While you may want to say “yes” to anything and everything that takes your mind off of the difficult situation, consider saying “no” on occasion. When my mom passed away a few years ago, all I wanted was distraction. But, after a few weeks, I realized that I needed to give myself a pass sometimes on things I didn’t “need” to do that stressed me out. Even fun, happy things. My emotional anxiety meter was at-or-near capacity at all times – meaning even the smallest irritation could send me into a tailspin. So, if it feels like it might be more than you can handle, say “no” – even at the last minute. People will understand.
Speaking of understanding, keep reminding yourself that you need and deserve time to heal. Others may have time limits on how long it takes to recover, but only you know for sure. Don’t feel bad for not being 100%, and ask for time when you need it.
In the workplace, don’t be afraid to talk to your boss or, if that doesn’t get you a positive response, your HR manager. You may not be able to get time off, but hopefully you’ll be able to receive some support.
Ask for Help
I’m terrible at this one all of the time, but worse in times of stress. I don’t ever want to put my issues on someone else. What I’ve had to drill into my head is that people want to help. People you wouldn’t ever think would want to lend a hand, take a task off of your plate, or run an errand for you DO, IN FACT, WANT TO DO THIS. It makes them feel like they’ve done something to alleviate your pain, and gives you one less thing to think about. So when they offer, take them up on it. At least sometimes.
Share Your Story
Like I’m doing now. I’m not a therapist, nor am I a completely centered and totally well-adjusted woman. I’m a human, and I’ve had a lot of difficulties in my life. Not nearly as bad as so very many others, but it all hasn’t been sunshine and rainbows. So, I’m sharing my story to both help me heal, and maybe help a few others deal with the realities that life throws our way sometimes.

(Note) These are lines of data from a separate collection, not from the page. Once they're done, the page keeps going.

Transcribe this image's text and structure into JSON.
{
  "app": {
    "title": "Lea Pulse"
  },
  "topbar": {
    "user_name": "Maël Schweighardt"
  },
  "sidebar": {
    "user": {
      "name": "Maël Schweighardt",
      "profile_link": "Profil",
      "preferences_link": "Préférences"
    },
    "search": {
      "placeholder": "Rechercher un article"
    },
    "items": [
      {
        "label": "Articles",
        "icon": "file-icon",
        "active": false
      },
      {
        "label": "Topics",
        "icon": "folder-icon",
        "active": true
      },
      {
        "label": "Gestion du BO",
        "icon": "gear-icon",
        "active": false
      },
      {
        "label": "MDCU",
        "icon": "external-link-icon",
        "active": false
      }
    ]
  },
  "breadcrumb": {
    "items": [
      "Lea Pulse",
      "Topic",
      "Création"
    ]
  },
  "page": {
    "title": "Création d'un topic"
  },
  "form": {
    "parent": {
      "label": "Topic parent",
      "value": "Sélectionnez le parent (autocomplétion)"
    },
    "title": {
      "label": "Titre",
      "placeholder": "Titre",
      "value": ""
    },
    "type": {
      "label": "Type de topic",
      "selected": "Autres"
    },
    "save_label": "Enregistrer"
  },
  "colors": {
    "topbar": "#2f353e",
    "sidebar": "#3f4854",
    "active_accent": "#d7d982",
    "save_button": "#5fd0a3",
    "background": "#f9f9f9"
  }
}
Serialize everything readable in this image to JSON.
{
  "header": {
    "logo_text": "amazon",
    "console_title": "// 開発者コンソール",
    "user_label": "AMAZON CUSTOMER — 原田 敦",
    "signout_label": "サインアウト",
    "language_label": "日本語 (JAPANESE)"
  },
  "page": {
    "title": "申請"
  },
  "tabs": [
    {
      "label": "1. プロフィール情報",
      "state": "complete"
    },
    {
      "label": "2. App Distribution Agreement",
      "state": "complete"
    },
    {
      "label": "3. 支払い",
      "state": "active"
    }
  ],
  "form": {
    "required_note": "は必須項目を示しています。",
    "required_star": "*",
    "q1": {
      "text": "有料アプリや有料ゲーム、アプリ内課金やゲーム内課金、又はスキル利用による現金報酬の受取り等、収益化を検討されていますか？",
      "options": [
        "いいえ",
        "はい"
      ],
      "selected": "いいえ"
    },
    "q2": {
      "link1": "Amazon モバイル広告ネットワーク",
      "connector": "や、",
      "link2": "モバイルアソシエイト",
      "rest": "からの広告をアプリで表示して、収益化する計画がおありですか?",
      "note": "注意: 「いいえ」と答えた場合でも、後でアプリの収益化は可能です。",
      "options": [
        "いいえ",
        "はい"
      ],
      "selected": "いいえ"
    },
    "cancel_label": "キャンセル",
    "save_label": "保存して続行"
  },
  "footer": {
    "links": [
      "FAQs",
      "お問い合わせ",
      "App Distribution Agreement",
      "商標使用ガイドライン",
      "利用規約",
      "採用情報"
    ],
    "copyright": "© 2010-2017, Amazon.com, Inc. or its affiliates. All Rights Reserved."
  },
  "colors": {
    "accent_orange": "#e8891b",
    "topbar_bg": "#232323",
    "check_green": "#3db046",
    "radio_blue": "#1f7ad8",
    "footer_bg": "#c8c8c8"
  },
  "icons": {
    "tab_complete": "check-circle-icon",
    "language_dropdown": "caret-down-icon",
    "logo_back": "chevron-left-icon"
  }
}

You don’t have to share it in a public forum like this. You could simply write whatever you need to get out, and save it to share with your future self. I have Facebook posts, emails, and the beginnings of blogs that will never be sent or published that I occasionally open and read. It may seem like I’m putting myself right back in the middle of the pain, but often it reminds me how far I’ve actually come.
Again, I’m no therapist or self-help guru. I’m just a person who had to navigate some unpleasant waters – and thought maybe a little of what I’ve learned may help others. For more, here are some articles about giving yourself some time to heal from anything from day-to-day stress to the rougher moments in life: